Luster-Teasley has reached a milestone in her research by receiving the US Patent and is the first female African-American faculty member to be named inventor on a patent issued to N.C. A&T. The issuance of the patent is the direct result of the collaborative work between the College of Engineering and the Division of Research's Office of Technology Transfer, Dr. Laura Collins, Louis Judge and Wayne Safranski.
About Stephanie Luster-Teasley
As a professor, Luster-Teasley has demonstrated excellence in teaching, research, and service. Honors include the 2005 National Women of Color in Technology Educational Leadership Award, the 2006 Rookie Researcher of the Year Award, and the 2008 Junior Faculty Teaching Excellence Award. In 2010, she led the N.C. A&T team that developed the winning National 4-H Science Youth Day experiment used by millions of K-8 students worldwide.
Most recently, Luster-Teasley received the UNC Board of Governors Excellence in Teaching Award. She also received funding from the Department of Education for developing a mentoring program for students in STEM disciplines, the National Science Foundation for developing and implementing case studies modules in science labs, and the Burroughs Wellcome Fund to implement science programs for middle school girls. Overall, her disciplinary and science education research includes over $2,000,000 of funding.

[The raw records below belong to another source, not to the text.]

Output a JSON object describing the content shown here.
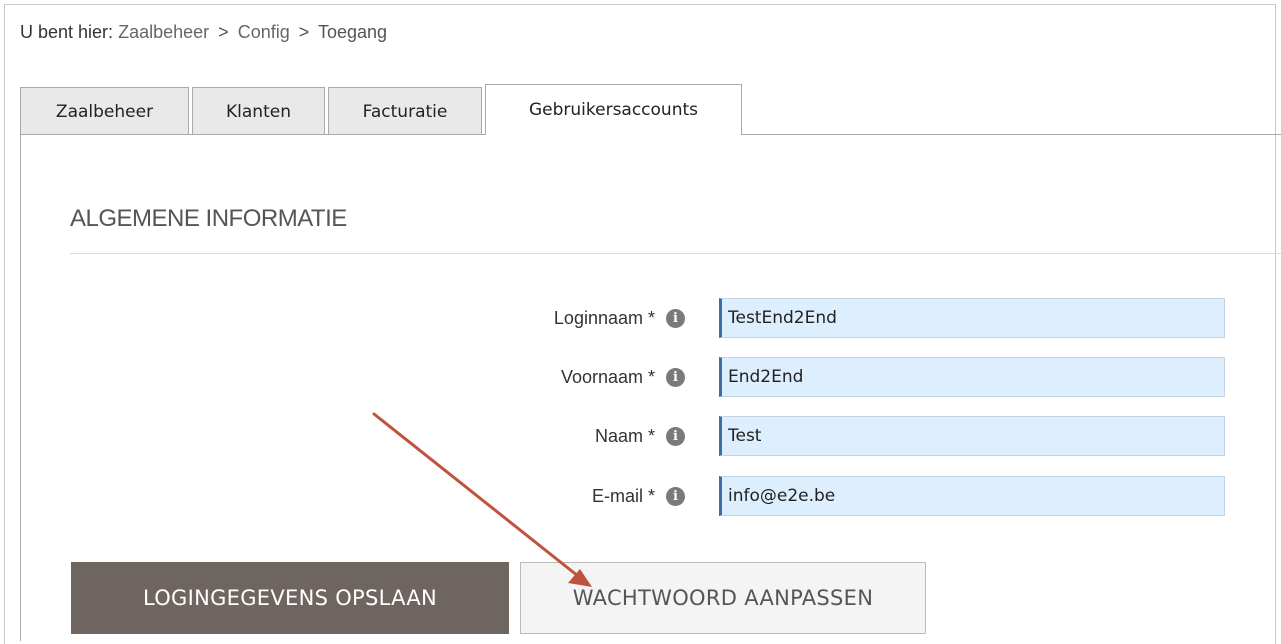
{
  "breadcrumb": {
    "prefix": "U bent hier:",
    "items": [
      "Zaalbeheer",
      "Config",
      "Toegang"
    ],
    "separator": ">"
  },
  "tabs": [
    {
      "label": "Zaalbeheer",
      "active": false
    },
    {
      "label": "Klanten",
      "active": false
    },
    {
      "label": "Facturatie",
      "active": false
    },
    {
      "label": "Gebruikersaccounts",
      "active": true
    }
  ],
  "section": {
    "title": "ALGEMENE INFORMATIE"
  },
  "form": {
    "fields": [
      {
        "label": "Loginnaam *",
        "value": "TestEnd2End",
        "info_icon": "info-icon"
      },
      {
        "label": "Voornaam *",
        "value": "End2End",
        "info_icon": "info-icon"
      },
      {
        "label": "Naam *",
        "value": "Test",
        "info_icon": "info-icon"
      },
      {
        "label": "E-mail *",
        "value": "info@e2e.be",
        "info_icon": "info-icon"
      }
    ],
    "info_glyph": "i"
  },
  "buttons": {
    "save_label": "LOGINGEGEVENS OPSLAAN",
    "password_label": "WACHTWOORD AANPASSEN"
  },
  "colors": {
    "save_button": "#6f6560",
    "input_background": "#ddeeff",
    "annotation_arrow": "#c0533f"
  }
}
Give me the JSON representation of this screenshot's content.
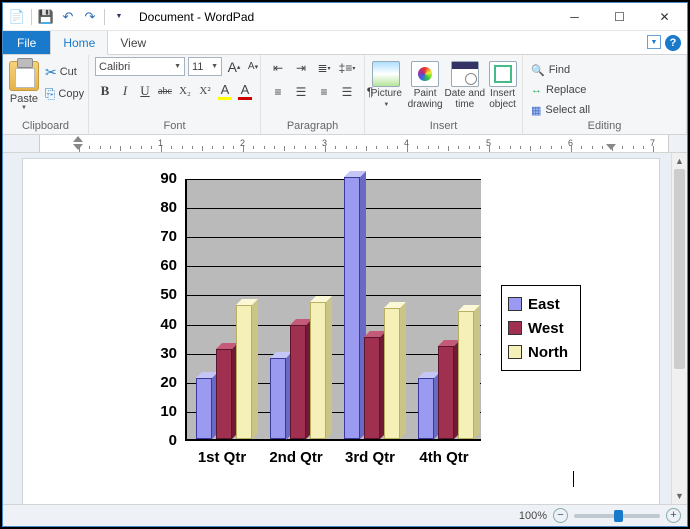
{
  "title": "Document - WordPad",
  "qat": {
    "save": "💾",
    "undo": "↶",
    "redo": "↷"
  },
  "tabs": {
    "file": "File",
    "home": "Home",
    "view": "View"
  },
  "ribbon": {
    "clipboard": {
      "label": "Clipboard",
      "paste": "Paste",
      "cut": "Cut",
      "copy": "Copy"
    },
    "font": {
      "label": "Font",
      "name": "Calibri",
      "size": "11",
      "grow": "A",
      "shrink": "A",
      "bold": "B",
      "italic": "I",
      "underline": "U",
      "strike": "abc",
      "sub": "X₂",
      "sup": "X²",
      "pen": "A",
      "color": "A"
    },
    "paragraph": {
      "label": "Paragraph"
    },
    "insert": {
      "label": "Insert",
      "picture": "Picture",
      "paint": "Paint\ndrawing",
      "date": "Date and\ntime",
      "object": "Insert\nobject"
    },
    "editing": {
      "label": "Editing",
      "find": "Find",
      "replace": "Replace",
      "selectall": "Select all"
    }
  },
  "ruler_numbers": [
    "1",
    "2",
    "3",
    "4",
    "5",
    "6",
    "7"
  ],
  "chart_data": {
    "type": "bar",
    "categories": [
      "1st Qtr",
      "2nd Qtr",
      "3rd Qtr",
      "4th Qtr"
    ],
    "series": [
      {
        "name": "East",
        "values": [
          21,
          28,
          90,
          21
        ]
      },
      {
        "name": "West",
        "values": [
          31,
          39,
          35,
          32
        ]
      },
      {
        "name": "North",
        "values": [
          46,
          47,
          45,
          44
        ]
      }
    ],
    "ylim": [
      0,
      90
    ],
    "yticks": [
      0,
      10,
      20,
      30,
      40,
      50,
      60,
      70,
      80,
      90
    ],
    "colors": {
      "East": "#9a9af0",
      "West": "#a03050",
      "North": "#f5f0b8"
    }
  },
  "status": {
    "zoom": "100%",
    "minus": "−",
    "plus": "+"
  }
}
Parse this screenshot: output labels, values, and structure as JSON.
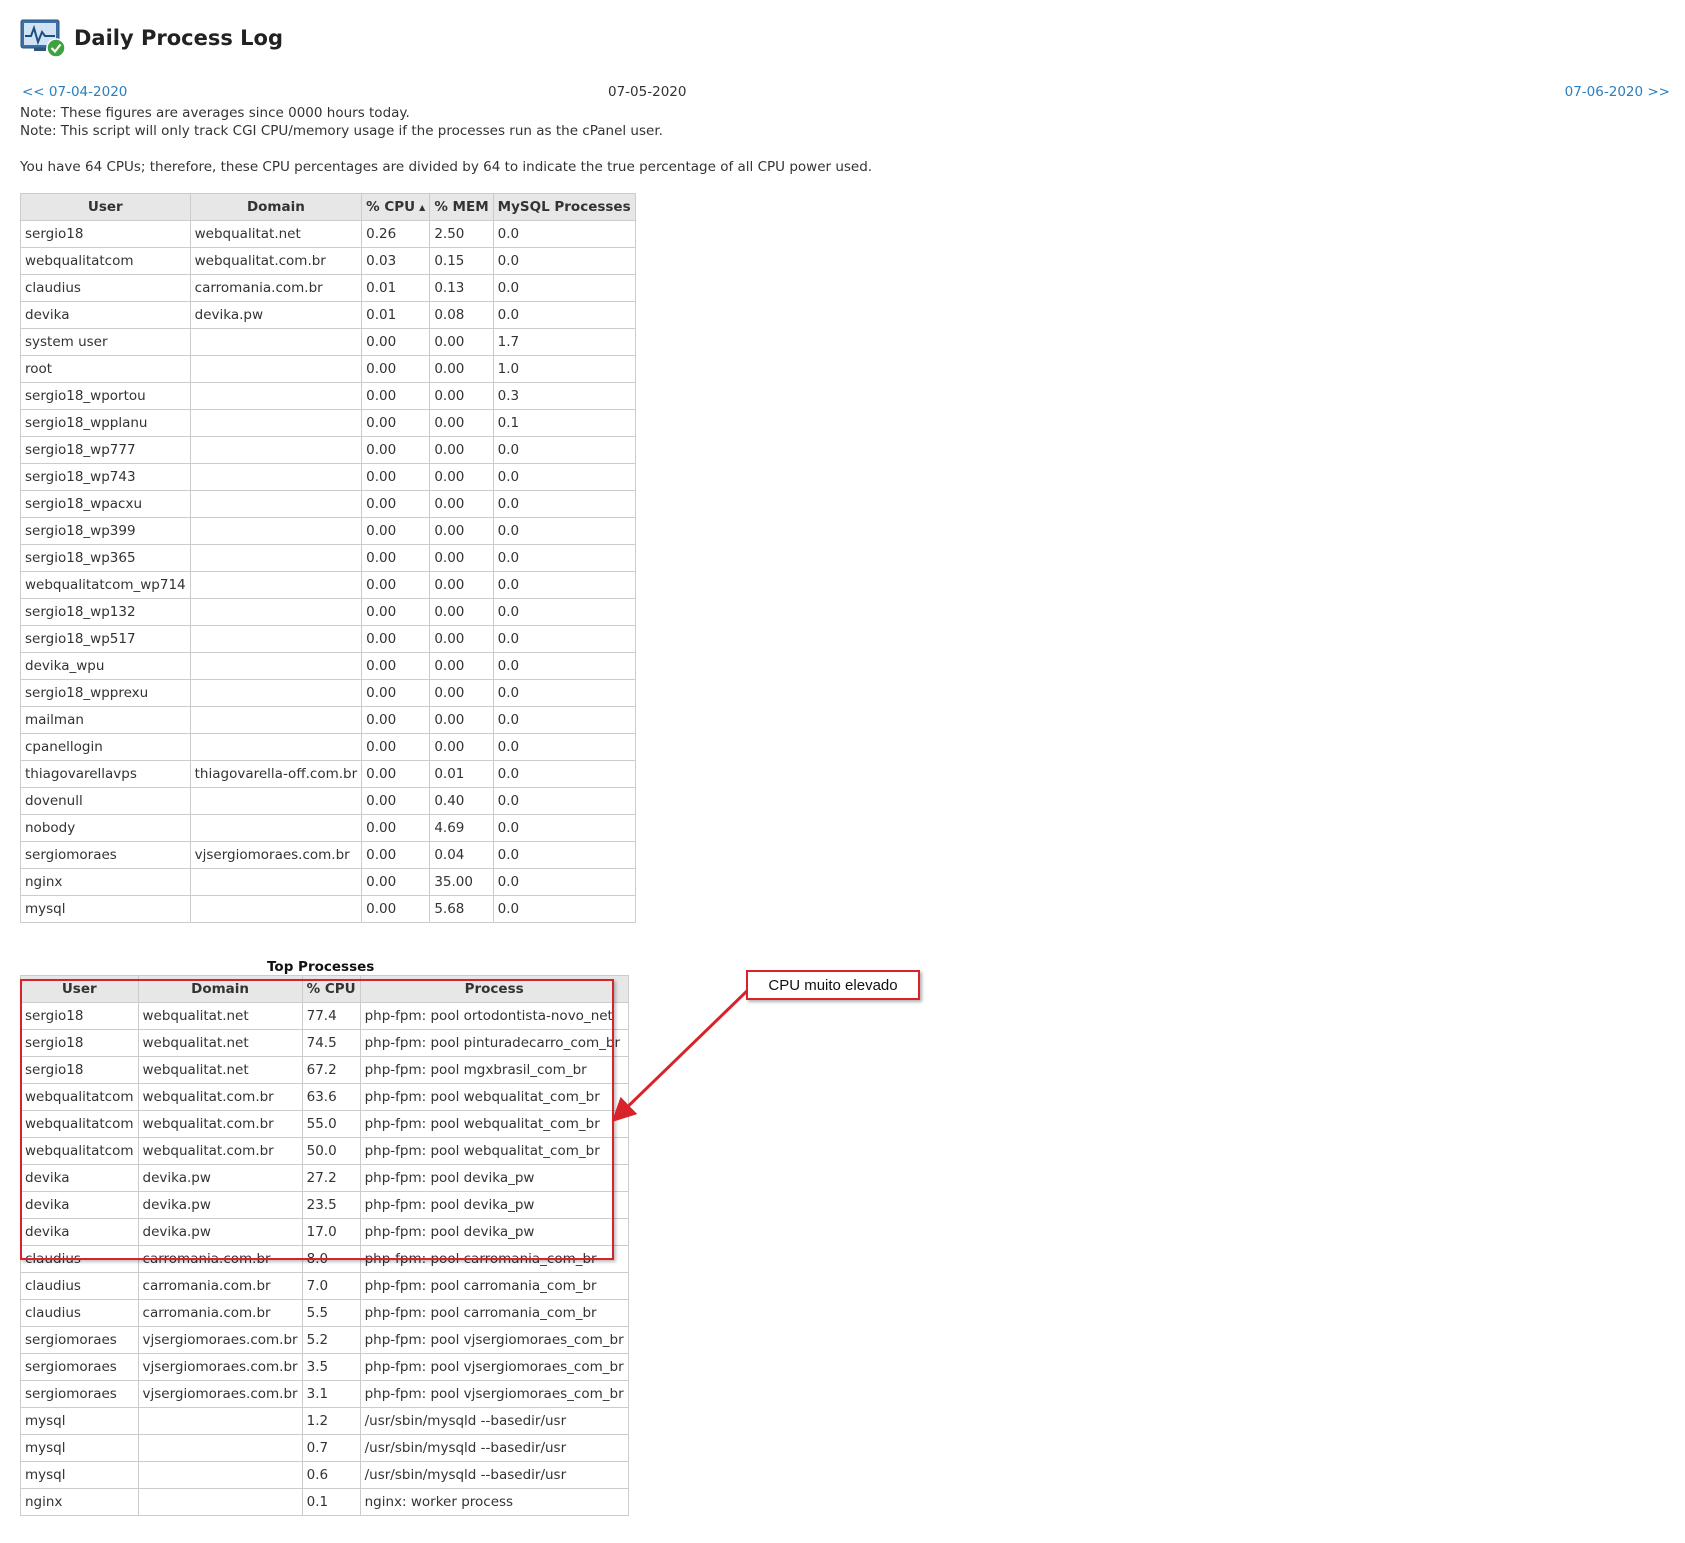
{
  "header": {
    "title": "Daily Process Log",
    "icon": "process-monitor-icon"
  },
  "nav": {
    "prev": "<< 07-04-2020",
    "current": "07-05-2020",
    "next": "07-06-2020 >>"
  },
  "notes": [
    "Note: These figures are averages since 0000 hours today.",
    "Note: This script will only track CGI CPU/memory usage if the processes run as the cPanel user."
  ],
  "cpu_note": "You have 64 CPUs; therefore, these CPU percentages are divided by 64 to indicate the true percentage of all CPU power used.",
  "usage_table": {
    "headers": [
      "User",
      "Domain",
      "% CPU",
      "% MEM",
      "MySQL Processes"
    ],
    "sort_indicator": "▲",
    "rows": [
      [
        "sergio18",
        "webqualitat.net",
        "0.26",
        "2.50",
        "0.0"
      ],
      [
        "webqualitatcom",
        "webqualitat.com.br",
        "0.03",
        "0.15",
        "0.0"
      ],
      [
        "claudius",
        "carromania.com.br",
        "0.01",
        "0.13",
        "0.0"
      ],
      [
        "devika",
        "devika.pw",
        "0.01",
        "0.08",
        "0.0"
      ],
      [
        "system user",
        "",
        "0.00",
        "0.00",
        "1.7"
      ],
      [
        "root",
        "",
        "0.00",
        "0.00",
        "1.0"
      ],
      [
        "sergio18_wportou",
        "",
        "0.00",
        "0.00",
        "0.3"
      ],
      [
        "sergio18_wpplanu",
        "",
        "0.00",
        "0.00",
        "0.1"
      ],
      [
        "sergio18_wp777",
        "",
        "0.00",
        "0.00",
        "0.0"
      ],
      [
        "sergio18_wp743",
        "",
        "0.00",
        "0.00",
        "0.0"
      ],
      [
        "sergio18_wpacxu",
        "",
        "0.00",
        "0.00",
        "0.0"
      ],
      [
        "sergio18_wp399",
        "",
        "0.00",
        "0.00",
        "0.0"
      ],
      [
        "sergio18_wp365",
        "",
        "0.00",
        "0.00",
        "0.0"
      ],
      [
        "webqualitatcom_wp714",
        "",
        "0.00",
        "0.00",
        "0.0"
      ],
      [
        "sergio18_wp132",
        "",
        "0.00",
        "0.00",
        "0.0"
      ],
      [
        "sergio18_wp517",
        "",
        "0.00",
        "0.00",
        "0.0"
      ],
      [
        "devika_wpu",
        "",
        "0.00",
        "0.00",
        "0.0"
      ],
      [
        "sergio18_wpprexu",
        "",
        "0.00",
        "0.00",
        "0.0"
      ],
      [
        "mailman",
        "",
        "0.00",
        "0.00",
        "0.0"
      ],
      [
        "cpanellogin",
        "",
        "0.00",
        "0.00",
        "0.0"
      ],
      [
        "thiagovarellavps",
        "thiagovarella-off.com.br",
        "0.00",
        "0.01",
        "0.0"
      ],
      [
        "dovenull",
        "",
        "0.00",
        "0.40",
        "0.0"
      ],
      [
        "nobody",
        "",
        "0.00",
        "4.69",
        "0.0"
      ],
      [
        "sergiomoraes",
        "vjsergiomoraes.com.br",
        "0.00",
        "0.04",
        "0.0"
      ],
      [
        "nginx",
        "",
        "0.00",
        "35.00",
        "0.0"
      ],
      [
        "mysql",
        "",
        "0.00",
        "5.68",
        "0.0"
      ]
    ]
  },
  "top_processes": {
    "caption": "Top Processes",
    "headers": [
      "User",
      "Domain",
      "% CPU",
      "Process"
    ],
    "rows": [
      [
        "sergio18",
        "webqualitat.net",
        "77.4",
        "php-fpm: pool ortodontista-novo_net"
      ],
      [
        "sergio18",
        "webqualitat.net",
        "74.5",
        "php-fpm: pool pinturadecarro_com_br"
      ],
      [
        "sergio18",
        "webqualitat.net",
        "67.2",
        "php-fpm: pool mgxbrasil_com_br"
      ],
      [
        "webqualitatcom",
        "webqualitat.com.br",
        "63.6",
        "php-fpm: pool webqualitat_com_br"
      ],
      [
        "webqualitatcom",
        "webqualitat.com.br",
        "55.0",
        "php-fpm: pool webqualitat_com_br"
      ],
      [
        "webqualitatcom",
        "webqualitat.com.br",
        "50.0",
        "php-fpm: pool webqualitat_com_br"
      ],
      [
        "devika",
        "devika.pw",
        "27.2",
        "php-fpm: pool devika_pw"
      ],
      [
        "devika",
        "devika.pw",
        "23.5",
        "php-fpm: pool devika_pw"
      ],
      [
        "devika",
        "devika.pw",
        "17.0",
        "php-fpm: pool devika_pw"
      ],
      [
        "claudius",
        "carromania.com.br",
        "8.0",
        "php-fpm: pool carromania_com_br"
      ],
      [
        "claudius",
        "carromania.com.br",
        "7.0",
        "php-fpm: pool carromania_com_br"
      ],
      [
        "claudius",
        "carromania.com.br",
        "5.5",
        "php-fpm: pool carromania_com_br"
      ],
      [
        "sergiomoraes",
        "vjsergiomoraes.com.br",
        "5.2",
        "php-fpm: pool vjsergiomoraes_com_br"
      ],
      [
        "sergiomoraes",
        "vjsergiomoraes.com.br",
        "3.5",
        "php-fpm: pool vjsergiomoraes_com_br"
      ],
      [
        "sergiomoraes",
        "vjsergiomoraes.com.br",
        "3.1",
        "php-fpm: pool vjsergiomoraes_com_br"
      ],
      [
        "mysql",
        "",
        "1.2",
        "/usr/sbin/mysqld --basedir/usr"
      ],
      [
        "mysql",
        "",
        "0.7",
        "/usr/sbin/mysqld --basedir/usr"
      ],
      [
        "mysql",
        "",
        "0.6",
        "/usr/sbin/mysqld --basedir/usr"
      ],
      [
        "nginx",
        "",
        "0.1",
        "nginx: worker process"
      ]
    ]
  },
  "annotation": {
    "callout_text": "CPU muito elevado",
    "accent_color": "#d9232b"
  }
}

Luster-Teasley received her bachelor of science degree in chemical engineering from North Carolina A&T State University, a master of science in chemical engineering and doctoral degree in environmental engineering from Michigan State University.